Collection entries
───

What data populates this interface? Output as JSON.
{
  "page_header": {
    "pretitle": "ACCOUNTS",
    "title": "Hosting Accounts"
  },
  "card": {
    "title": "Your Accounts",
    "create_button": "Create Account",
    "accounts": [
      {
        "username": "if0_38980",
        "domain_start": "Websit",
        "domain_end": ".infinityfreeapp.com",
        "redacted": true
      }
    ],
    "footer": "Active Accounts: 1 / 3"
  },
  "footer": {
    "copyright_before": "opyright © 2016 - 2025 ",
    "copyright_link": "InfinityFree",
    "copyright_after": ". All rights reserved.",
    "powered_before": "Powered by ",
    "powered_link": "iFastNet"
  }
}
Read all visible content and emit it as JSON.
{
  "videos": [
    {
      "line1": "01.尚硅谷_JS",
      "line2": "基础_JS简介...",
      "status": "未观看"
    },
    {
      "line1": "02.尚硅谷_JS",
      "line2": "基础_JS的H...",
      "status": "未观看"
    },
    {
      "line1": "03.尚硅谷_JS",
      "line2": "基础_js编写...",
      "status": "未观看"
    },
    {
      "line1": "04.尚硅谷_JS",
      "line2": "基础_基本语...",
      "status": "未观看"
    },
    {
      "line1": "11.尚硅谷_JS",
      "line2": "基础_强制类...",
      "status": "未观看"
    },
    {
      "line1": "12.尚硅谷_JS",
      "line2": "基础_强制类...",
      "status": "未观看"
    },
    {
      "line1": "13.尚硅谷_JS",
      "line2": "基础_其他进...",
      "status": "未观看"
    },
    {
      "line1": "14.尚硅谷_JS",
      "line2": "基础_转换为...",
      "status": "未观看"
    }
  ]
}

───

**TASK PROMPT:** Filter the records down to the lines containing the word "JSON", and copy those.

**RESULT:**
What data populates this interface? Output as JSON.
Read all visible content and emit it as JSON.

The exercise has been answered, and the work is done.